I interviewed Sister Beth Murphy, communications director for the Dominican Sisters, about the upcoming celebration of the 50th anniversary of the Sacred Heart Convent Chapel(next page). It was my first visit to the chapel, which is stunningly beautiful and impressive. Murphy told me, “Spaces we occupy deeply influence who we are. This beautiful space has informed our life and prayer of the Dominican Sisters for the last 50 years.” Just two days later I was at the Green Symposium at University of Illinois Springfield, listening to the keynote speaker who is the founder of WORKSHOP Architects. He remarked: “The environments we create impact the lives of people in them.” He defines a socially fit place as “one that strengthens healthy relations and promotes a sense of equity, inclusion and belonging.” He delivered a compelling case that the environments we create through building design impact the lives of the people within them. I was struck by the similarity in perspective between Sister Beth Murphy and the founder of WORKSHOP Architects, the designer of the UIS Student Union. I have written previously about the science of awe and the profound impact that being immersed in nature can have on people (See Illinois Times, Capital City Senior, Sept. 15, 2016). A lot has also been written about the powerful impact of architectural design.
Collin Ellard is a cognitive neuroscientist at the University of Waterloo in Canada who says he works “at the intersection of psychology and architectural and urban design and studies how your brain and body respond to different kinds of settings.” Ellard says psychogeography is “the study of the relationship between the places we move through in our everyday life and the effects those places have on our minds.” In 2017 he wrote a book, Places of the Heart: The Psychogeopraphy of Everyday Life. Summarizing his book, he says:
Our surroundings can powerfully affect our thoughts, emotions and physical responses, whether we’re awed by the Grand Canyon or Hagia Sophia, panicked in a crowded room, soothed by a walk in the park, or tempted in casinos and shopping malls. Places of the Heart explores how our homes, workplaces, cities and nature – places we escape to and can’t escape from – have influenced us throughout history, and how our brains and bodies respond to different types of real and virtual space. By investigating what science has gained from new technologies, the book assesses the influence these developments will have on our evolving environment and asks what kind of world we are, and should be, creating.
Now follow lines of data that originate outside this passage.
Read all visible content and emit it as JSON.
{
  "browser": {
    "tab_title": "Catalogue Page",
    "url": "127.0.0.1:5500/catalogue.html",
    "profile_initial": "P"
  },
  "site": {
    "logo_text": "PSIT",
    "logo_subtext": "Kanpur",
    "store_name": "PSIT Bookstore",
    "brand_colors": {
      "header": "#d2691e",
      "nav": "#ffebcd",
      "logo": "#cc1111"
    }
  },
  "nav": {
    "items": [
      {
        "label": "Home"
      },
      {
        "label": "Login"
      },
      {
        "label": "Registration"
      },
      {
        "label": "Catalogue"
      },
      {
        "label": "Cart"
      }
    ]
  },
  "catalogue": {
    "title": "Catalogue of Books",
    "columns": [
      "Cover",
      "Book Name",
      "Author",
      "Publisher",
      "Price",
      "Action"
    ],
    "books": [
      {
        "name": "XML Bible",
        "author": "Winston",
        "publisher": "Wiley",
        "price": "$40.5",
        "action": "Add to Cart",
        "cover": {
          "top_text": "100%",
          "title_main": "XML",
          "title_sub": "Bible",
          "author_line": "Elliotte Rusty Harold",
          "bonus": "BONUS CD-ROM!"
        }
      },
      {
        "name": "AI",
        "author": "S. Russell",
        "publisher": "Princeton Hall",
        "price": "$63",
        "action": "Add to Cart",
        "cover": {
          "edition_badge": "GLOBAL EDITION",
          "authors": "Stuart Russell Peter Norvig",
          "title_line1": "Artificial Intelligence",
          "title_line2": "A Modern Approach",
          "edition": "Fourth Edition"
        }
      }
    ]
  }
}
A report published in 2008 by the Commission for Architecture and the Built Environment in the United Kingdom says:
“The quality of buildings and spaces has a strong influence on the quality of people’s lives. Decisions about the design, planning and management of places can enhance or restrict a sense of belonging. They can increase or reduce feelings of security, stretch or limit boundaries, promote or reduce mobility, and improve or damage health. They can remove real and imagined barriers between communities and foster understanding and generosity of spirit.”
Sarah Williams Goldhagen, an architecture critic who taught at the Harvard University Graduate School of Design, published a book in 2017: Welcome to Your World: How the Built Environment Shapes our Lives. She says, “Given what we now know about human cognition and perception, the built environments we inhabit are drastically more important than we ever thought they were.”
There is increasing scientific research on how the environment shapes us and our lives. See the two articles in this issue of lllinois Times (on pages 15 and 18) for a sense of how two significant but very different buildings in Springfield were designed to impact the people who would use them – the UIS Student Union and the Dominican Sisters Sacred Heart Convent Chapel. Then take time to consider how your home, work environment, community and spaces you frequent impact your mood and shape your life.